Psoriatic arthritis can affect you inside and out. The main goal of treatment is to control the inflammation that causes your joints to swell and ache. That will ease your pain and help prevent further damage.
Medications can often help manage psoriatic arthritis, but when they don't, surgery might be an option. Your treatment will depend on how severe your condition is. You may need to try more than one thing before you and your doctor find what works.
They say looking good is the best revenge, so why not get back at your psoriatic arthritis? Though you may be concerned over the ways psoriatic arthritis affects your appearance, there are ways to camouflage problem areas and enhance your looks and your self-esteem.
Because most people with psoriatic arthritis also have the scaly skin patches that come from psoriasis, you may find both your skin and your joints look different.
Psoriasis often causes red, scaly skin plaques, often on elbows,...
If your arthritis is mild, your doctor may recommend a non-steroidal anti-inflammatory drug (NSAID). It stops your body from making the chemicals that cause inflammation.
You can get NSAIDs over the counter and by prescription.

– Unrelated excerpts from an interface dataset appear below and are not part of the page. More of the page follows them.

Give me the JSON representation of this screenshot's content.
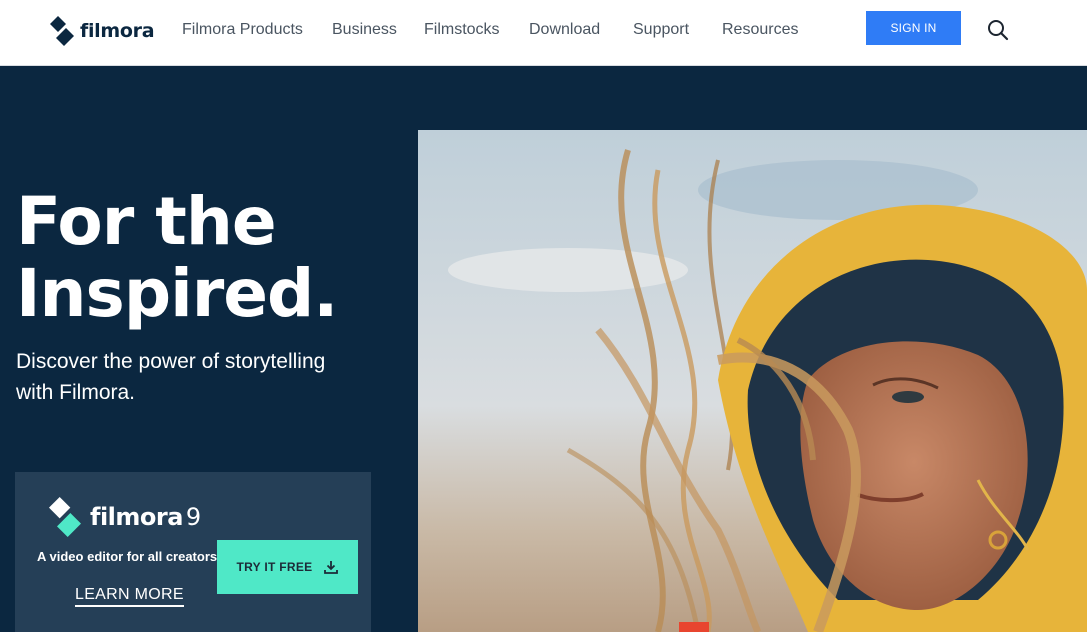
{
  "header": {
    "logo_text": "filmora",
    "nav": [
      "Filmora Products",
      "Business",
      "Filmstocks",
      "Download",
      "Support",
      "Resources"
    ],
    "signin_label": "SIGN IN"
  },
  "hero": {
    "title_line1": "For the",
    "title_line2": "Inspired.",
    "subtitle_line1": "Discover the power of storytelling",
    "subtitle_line2": "with Filmora."
  },
  "card": {
    "product_name": "filmora",
    "product_version": "9",
    "tagline": "A video editor for all creators.",
    "try_label": "TRY IT FREE",
    "learn_label": "LEARN MORE"
  },
  "icons": {
    "logo": "filmora-diamond-logo-icon",
    "search": "search-icon",
    "download": "download-icon"
  },
  "colors": {
    "hero_bg": "#0b2740",
    "card_bg": "#253f57",
    "signin_bg": "#2f7cf6",
    "try_bg": "#4fe8c7",
    "logo_accent": "#4fe8c7"
  }
}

The most common are aspirin, ibuprofen, and naproxen.
What's good for your joints may be hard on other parts of your body, though. NSAID side effects can include stomachaches, ulcers, or bleeding -- especially if you take large doses over a long time. To help, your doctor may prescribe a drug called misoprostol that will protect your stomach lining, or something that will lower acid and prevent ulcers, such as omeprazole.
You doctor may suggest a different NSAID, celecoxib (Celebrex), if you have stomach problems.
DMARDs and Biologics
If your disease is more severe or doesn't respond well to NSAIDs, your doctor may prescribe a disease-modifying antirheumatic drug (DMARD). These can slow or stop pain, swelling, and joint and tissue damage. They're stronger than NSAIDs, but they may take longer to work. The most commonly used DMARDs are:
You can often take biologics as a shot under your skin, but for some, you'll need to go to your doctor's office to get the medicine through your vein (IV). You'll probably also take methotrexate.
Biologics work well for many people, but they have downsides. They're expensive, and they can have side effects and risks. You may get dizzy, feel sick like you've got a cold, or have a reaction where you get your shot.
They can also lower your immune system's response. When you're taking one, let your doctor know if you get the flu or another infection. You'll be tested for tuberculosis (TB) before starting your biologic and checked while you're on it. You'll also get tested for hepatitis B and C.
A biologic can raise your chances of getting lymphoma, a blood cancer, although this is rare.